◆ **What you need to do**
The entries are to be reproduced word for word, with all images left out.

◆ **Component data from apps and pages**

== Segment start ==

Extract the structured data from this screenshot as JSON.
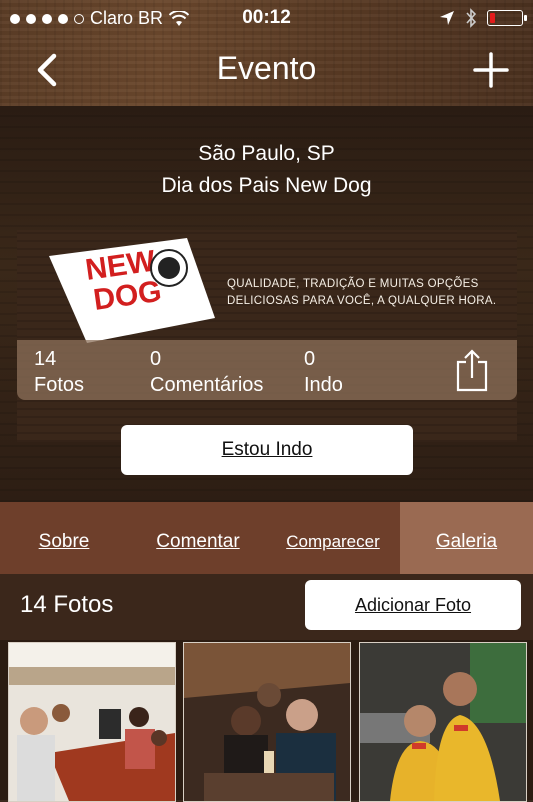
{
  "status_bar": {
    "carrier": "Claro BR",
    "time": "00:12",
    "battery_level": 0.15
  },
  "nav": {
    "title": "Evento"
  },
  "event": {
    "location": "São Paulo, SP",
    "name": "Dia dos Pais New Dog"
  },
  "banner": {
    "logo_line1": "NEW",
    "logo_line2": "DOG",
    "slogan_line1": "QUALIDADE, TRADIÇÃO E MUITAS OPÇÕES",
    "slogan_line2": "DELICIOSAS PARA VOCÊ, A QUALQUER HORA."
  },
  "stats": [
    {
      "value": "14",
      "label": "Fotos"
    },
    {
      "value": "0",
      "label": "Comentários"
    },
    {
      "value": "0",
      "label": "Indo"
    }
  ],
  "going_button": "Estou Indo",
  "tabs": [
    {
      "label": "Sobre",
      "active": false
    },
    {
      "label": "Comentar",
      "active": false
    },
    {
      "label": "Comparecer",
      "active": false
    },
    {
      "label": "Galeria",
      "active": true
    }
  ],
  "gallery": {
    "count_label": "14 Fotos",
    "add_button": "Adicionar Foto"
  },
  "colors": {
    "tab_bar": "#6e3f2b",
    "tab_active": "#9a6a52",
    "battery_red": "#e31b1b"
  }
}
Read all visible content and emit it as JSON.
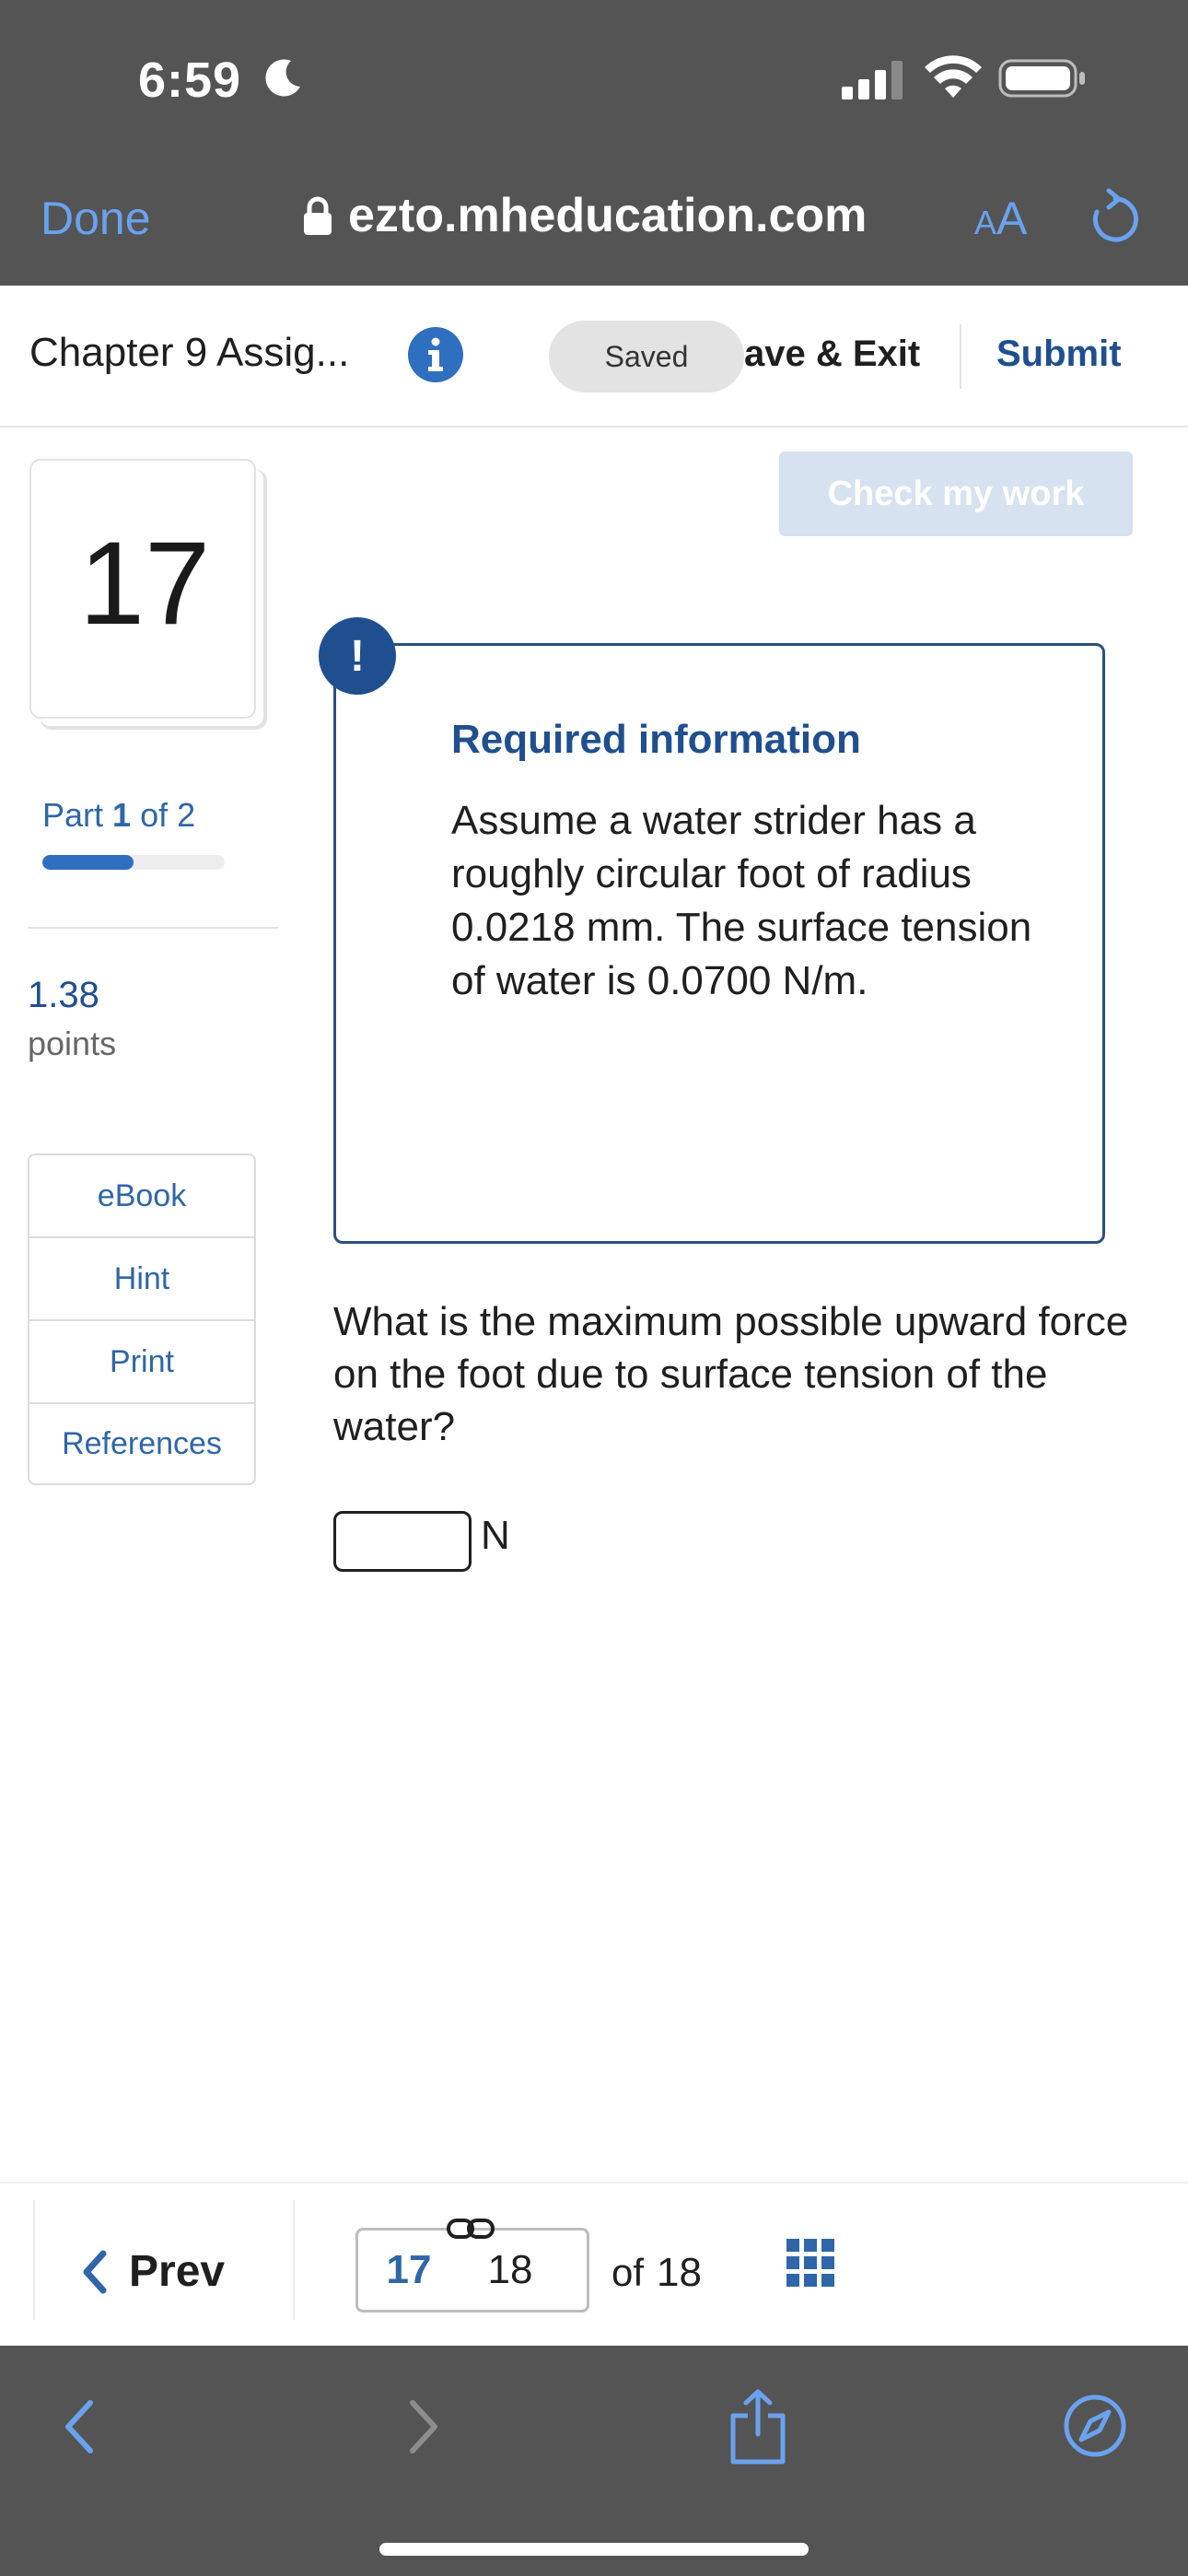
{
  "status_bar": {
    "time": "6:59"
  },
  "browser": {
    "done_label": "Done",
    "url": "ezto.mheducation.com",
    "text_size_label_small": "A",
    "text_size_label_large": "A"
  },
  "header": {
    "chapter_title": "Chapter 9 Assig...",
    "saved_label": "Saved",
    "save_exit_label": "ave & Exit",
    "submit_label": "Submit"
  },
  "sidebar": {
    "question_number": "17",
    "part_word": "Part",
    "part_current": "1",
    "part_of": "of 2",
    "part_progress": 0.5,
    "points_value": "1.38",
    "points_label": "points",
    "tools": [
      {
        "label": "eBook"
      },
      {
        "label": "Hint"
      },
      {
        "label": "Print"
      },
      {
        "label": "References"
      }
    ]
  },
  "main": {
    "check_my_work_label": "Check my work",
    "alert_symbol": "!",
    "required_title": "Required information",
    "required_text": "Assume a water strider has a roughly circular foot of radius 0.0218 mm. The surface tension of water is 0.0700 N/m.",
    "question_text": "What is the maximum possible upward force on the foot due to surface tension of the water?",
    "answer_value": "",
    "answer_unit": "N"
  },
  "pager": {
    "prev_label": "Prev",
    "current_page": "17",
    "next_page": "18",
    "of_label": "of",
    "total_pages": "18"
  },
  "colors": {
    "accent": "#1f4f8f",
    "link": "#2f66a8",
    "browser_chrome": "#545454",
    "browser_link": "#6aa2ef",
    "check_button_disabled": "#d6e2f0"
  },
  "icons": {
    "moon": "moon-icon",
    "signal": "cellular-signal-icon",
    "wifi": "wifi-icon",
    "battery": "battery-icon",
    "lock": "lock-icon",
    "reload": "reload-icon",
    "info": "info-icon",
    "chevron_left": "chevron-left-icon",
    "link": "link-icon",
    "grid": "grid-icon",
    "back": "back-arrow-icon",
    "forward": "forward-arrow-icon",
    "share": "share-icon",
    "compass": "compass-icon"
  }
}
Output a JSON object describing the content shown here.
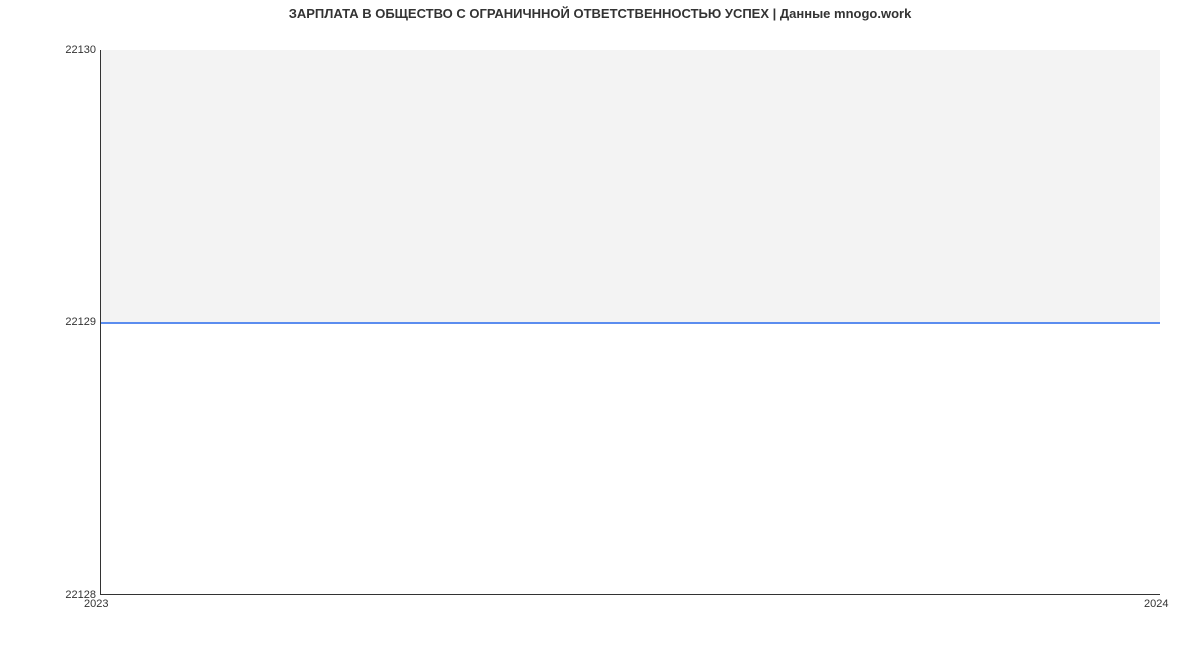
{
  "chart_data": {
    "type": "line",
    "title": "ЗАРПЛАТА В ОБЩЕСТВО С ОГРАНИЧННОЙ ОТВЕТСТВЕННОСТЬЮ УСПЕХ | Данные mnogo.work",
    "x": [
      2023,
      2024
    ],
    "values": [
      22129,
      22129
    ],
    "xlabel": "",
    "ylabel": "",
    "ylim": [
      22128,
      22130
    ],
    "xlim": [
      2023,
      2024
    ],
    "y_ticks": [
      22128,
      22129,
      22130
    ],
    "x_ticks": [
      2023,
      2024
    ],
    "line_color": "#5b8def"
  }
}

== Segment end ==

◆ **Output for this task**
Extract the structured data from this screenshot as JSON.
{
  "status_bar": {
    "carrier": "Claro BR",
    "time": "00:12",
    "battery_level": 0.15
  },
  "nav": {
    "title": "Evento"
  },
  "event": {
    "location": "São Paulo, SP",
    "name": "Dia dos Pais New Dog"
  },
  "banner": {
    "logo_line1": "NEW",
    "logo_line2": "DOG",
    "slogan_line1": "QUALIDADE, TRADIÇÃO E MUITAS OPÇÕES",
    "slogan_line2": "DELICIOSAS PARA VOCÊ, A QUALQUER HORA."
  },
  "stats": [
    {
      "value": "14",
      "label": "Fotos"
    },
    {
      "value": "0",
      "label": "Comentários"
    },
    {
      "value": "0",
      "label": "Indo"
    }
  ],
  "going_button": "Estou Indo",
  "tabs": [
    {
      "label": "Sobre",
      "active": false
    },
    {
      "label": "Comentar",
      "active": false
    },
    {
      "label": "Comparecer",
      "active": false
    },
    {
      "label": "Galeria",
      "active": true
    }
  ],
  "gallery": {
    "count_label": "14 Fotos",
    "add_button": "Adicionar Foto"
  },
  "colors": {
    "tab_bar": "#6e3f2b",
    "tab_active": "#9a6a52",
    "battery_red": "#e31b1b"
  }
}
Read all visible content and emit it as JSON.
{
  "status_bar": {
    "time": "6:59"
  },
  "browser": {
    "done_label": "Done",
    "url": "ezto.mheducation.com",
    "text_size_label_small": "A",
    "text_size_label_large": "A"
  },
  "header": {
    "chapter_title": "Chapter 9 Assig...",
    "saved_label": "Saved",
    "save_exit_label": "ave & Exit",
    "submit_label": "Submit"
  },
  "sidebar": {
    "question_number": "17",
    "part_word": "Part",
    "part_current": "1",
    "part_of": "of 2",
    "part_progress": 0.5,
    "points_value": "1.38",
    "points_label": "points",
    "tools": [
      {
        "label": "eBook"
      },
      {
        "label": "Hint"
      },
      {
        "label": "Print"
      },
      {
        "label": "References"
      }
    ]
  },
  "main": {
    "check_my_work_label": "Check my work",
    "alert_symbol": "!",
    "required_title": "Required information",
    "required_text": "Assume a water strider has a roughly circular foot of radius 0.0218 mm. The surface tension of water is 0.0700 N/m.",
    "question_text": "What is the maximum possible upward force on the foot due to surface tension of the water?",
    "answer_value": "",
    "answer_unit": "N"
  },
  "pager": {
    "prev_label": "Prev",
    "current_page": "17",
    "next_page": "18",
    "of_label": "of",
    "total_pages": "18"
  },
  "colors": {
    "accent": "#1f4f8f",
    "link": "#2f66a8",
    "browser_chrome": "#545454",
    "browser_link": "#6aa2ef",
    "check_button_disabled": "#d6e2f0"
  },
  "icons": {
    "moon": "moon-icon",
    "signal": "cellular-signal-icon",
    "wifi": "wifi-icon",
    "battery": "battery-icon",
    "lock": "lock-icon",
    "reload": "reload-icon",
    "info": "info-icon",
    "chevron_left": "chevron-left-icon",
    "link": "link-icon",
    "grid": "grid-icon",
    "back": "back-arrow-icon",
    "forward": "forward-arrow-icon",
    "share": "share-icon",
    "compass": "compass-icon"
  }
}
Output a JSON object describing the content shown here.
{
  "chart_data": {
    "type": "line",
    "title": "ЗАРПЛАТА В ОБЩЕСТВО С ОГРАНИЧННОЙ ОТВЕТСТВЕННОСТЬЮ УСПЕХ | Данные mnogo.work",
    "x": [
      2023,
      2024
    ],
    "values": [
      22129,
      22129
    ],
    "xlabel": "",
    "ylabel": "",
    "ylim": [
      22128,
      22130
    ],
    "xlim": [
      2023,
      2024
    ],
    "y_ticks": [
      22128,
      22129,
      22130
    ],
    "x_ticks": [
      2023,
      2024
    ],
    "line_color": "#5b8def"
  }
}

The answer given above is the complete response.